But I am supposed to be clinical about this, jotting notes, snapping photos. And so I stray from my peers, pretending to think when all I want to do is feel. I do a little soft dying on my own, before collecting myself up. Feelings must let, before thoughts bridge the breach.

And then I begin taking notes, sketching furiously, making a million little promises to serve these people, and people like them, through my work. I have ideas.

But the breaches are so varied, so multiple, so vast. And I am only one.

The injuries are deep, and the causes many and difficult to name. But the scars are reminders of having survived. They are a celebration in and of themselves.

These indelible marks lay scattered across the land, worming their way into the spirit of a people, turning some terrified, some hopeless, others angry, and yet others ambivalent. It is easy to close your eyes, easy to become an island.

Every action that closes a piece of the breach is a bridge. The marks remaining are a testament to our will to survive. I survive on the hope of the survival of human kind. Of human kindness.

And every stain, every scar left behind is a promise to remember what we are capable of doing, of feeling, and of recovering from.

Every memory of violence promises its prevention in the future. Through our scars, we remember.

Monday, January 7, 2008

New Years 2008

It's neither superstition nor ritual that forces me to acknowledge and celebrate New Years each year. It is a blind optimism concerning the mechanics of the universe that washes over me in warm, rolling waves.

I consider New Years Day, much like a birthday, a station point in life. It’s a dog-eared page in a journal that we thumb back to annually, re-read certain lines, and discover a new & different meaning each time. It is an opportunity to recognize that we have completed yet another revolution around the Sun, and that one more revolution has begun anew.

2007 came to an end beneath a tapestry of stars so glittering and expansive that it brought to mind the night skies of childhood, the imaginings of an immense swathe of black paper pricked with holes, filtering in some light from beyond.

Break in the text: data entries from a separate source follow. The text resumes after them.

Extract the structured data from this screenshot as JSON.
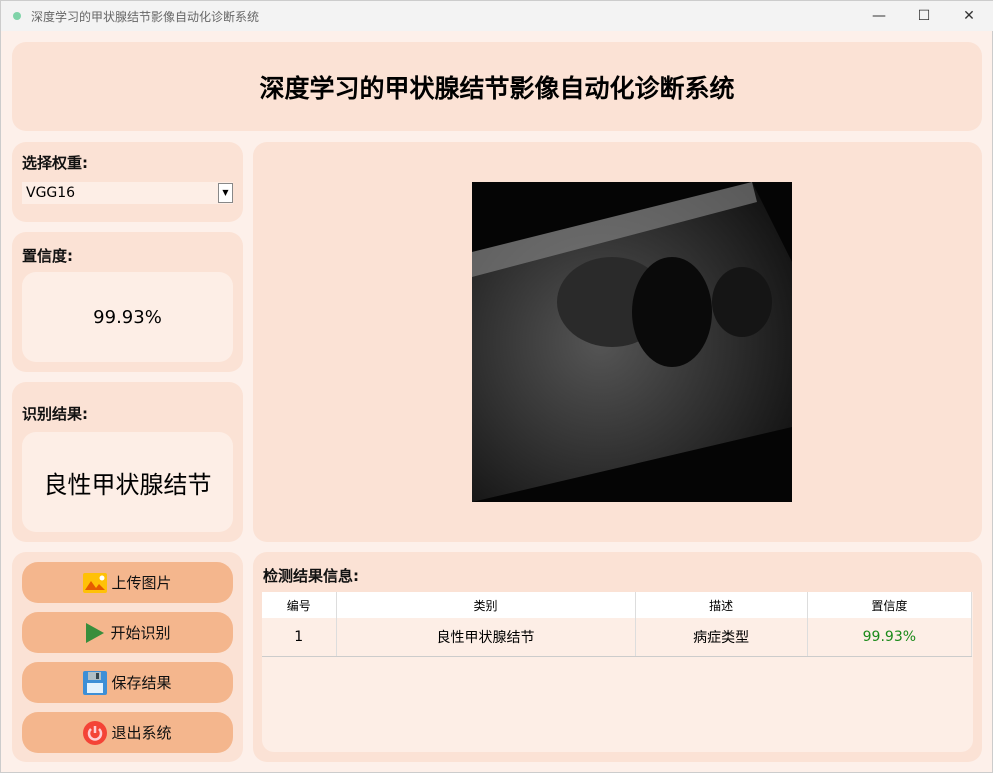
{
  "window": {
    "title": "深度学习的甲状腺结节影像自动化诊断系统"
  },
  "header": {
    "title": "深度学习的甲状腺结节影像自动化诊断系统"
  },
  "weight": {
    "label": "选择权重:",
    "selected": "VGG16"
  },
  "confidence": {
    "label": "置信度:",
    "value": "99.93%"
  },
  "result": {
    "label": "识别结果:",
    "value": "良性甲状腺结节"
  },
  "buttons": [
    {
      "label": "上传图片",
      "icon": "image-icon"
    },
    {
      "label": "开始识别",
      "icon": "play-icon"
    },
    {
      "label": "保存结果",
      "icon": "save-icon"
    },
    {
      "label": "退出系统",
      "icon": "power-icon"
    }
  ],
  "table": {
    "title": "检测结果信息:",
    "headers": [
      "编号",
      "类别",
      "描述",
      "置信度"
    ],
    "rows": [
      [
        "1",
        "良性甲状腺结节",
        "病症类型",
        "99.93%"
      ]
    ]
  },
  "colors": {
    "confidence_text": "#1a8a1a"
  }
}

The campfire glowed, and we huddled around it, laughing and pouring champagne, toasting the sky and each other again and again. Shooting stars leave strands of wishes in their wake. I walk a short distance from camp, into the Texas night, and a chill creeps into my bones as I squat to pee. I pour myself onto the cracked earth under cover of night, exhale a wisp of warm breath, and wonder at the vital exchanges taking place at both ends of my body.

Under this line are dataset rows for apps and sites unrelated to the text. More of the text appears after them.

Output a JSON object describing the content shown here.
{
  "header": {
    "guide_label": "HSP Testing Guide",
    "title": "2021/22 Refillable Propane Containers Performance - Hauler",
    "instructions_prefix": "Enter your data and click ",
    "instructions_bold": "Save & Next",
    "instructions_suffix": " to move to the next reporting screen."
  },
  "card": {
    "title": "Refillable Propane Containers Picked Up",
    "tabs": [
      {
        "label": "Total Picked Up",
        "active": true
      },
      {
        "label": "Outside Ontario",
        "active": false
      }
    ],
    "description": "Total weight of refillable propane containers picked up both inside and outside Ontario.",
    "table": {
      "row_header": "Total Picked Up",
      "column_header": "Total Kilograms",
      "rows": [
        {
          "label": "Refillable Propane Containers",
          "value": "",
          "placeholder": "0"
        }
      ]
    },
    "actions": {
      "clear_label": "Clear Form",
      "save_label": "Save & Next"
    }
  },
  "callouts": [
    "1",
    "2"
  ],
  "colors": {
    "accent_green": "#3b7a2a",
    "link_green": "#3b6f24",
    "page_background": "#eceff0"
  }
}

It is no wonder why the transcendentalists were all moved by nature. In this place, we are all vulnerable to the elements, life is unpredictable, and more visceral than indoors. I am infinitely more alive out here.

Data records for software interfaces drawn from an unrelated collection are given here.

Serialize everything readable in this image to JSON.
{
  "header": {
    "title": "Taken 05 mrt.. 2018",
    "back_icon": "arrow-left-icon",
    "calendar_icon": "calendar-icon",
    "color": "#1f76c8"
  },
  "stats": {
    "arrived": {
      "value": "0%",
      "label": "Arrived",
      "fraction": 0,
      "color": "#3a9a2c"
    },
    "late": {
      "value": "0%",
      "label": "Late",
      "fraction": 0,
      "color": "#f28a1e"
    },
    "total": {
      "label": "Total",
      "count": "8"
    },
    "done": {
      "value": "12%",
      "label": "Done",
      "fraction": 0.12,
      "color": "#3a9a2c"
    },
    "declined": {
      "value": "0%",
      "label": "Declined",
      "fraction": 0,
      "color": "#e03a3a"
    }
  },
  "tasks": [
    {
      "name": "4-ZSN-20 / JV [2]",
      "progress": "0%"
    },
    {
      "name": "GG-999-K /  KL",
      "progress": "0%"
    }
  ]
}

Around the fire, or within the enormous yurt, there are embraces, confessions, laughter. And it dawns on me, “These people love and respect me.” No matter how many times I fail myself, or refuse to believe I have succeeded, I have earned the respect of the people I love. 2008 is the year I will earn my own respect.

I will earn my degree this year, 5 long, stressful years in the making. In a couple of weeks I will be in Asia, examining the sites of disasters on the shores of several nations. And then, on some distant shore, I will carve my name into my profession...

2008 is full of promises. In spite of personal uncertainty, some things are certain:
There will be more deaths, as there always are. Some will govern well, and others poorly. Scandals and environmental catastrophes will rock the airwaves. Small kindnesses will go unreported, and people will continue to be people everywhere, screwing and fighting, hoping and waiting, loving and hating.

More noteworthy, our little planet will continue to make its way around the sun, celestial bodies will wink conspiratorially at one another, and cycles will continue to unfold, wreaking havoc on humanity simply by doing as their nature compels.

Like the transcendentalists before me, I will reach out to the world in 2008, lay myself bare like an exposed nerve, and let myself be guided by the precious vulnerability I find in discomfort and danger. That, and wait to see what is written when we return to this station on the eve of 2009.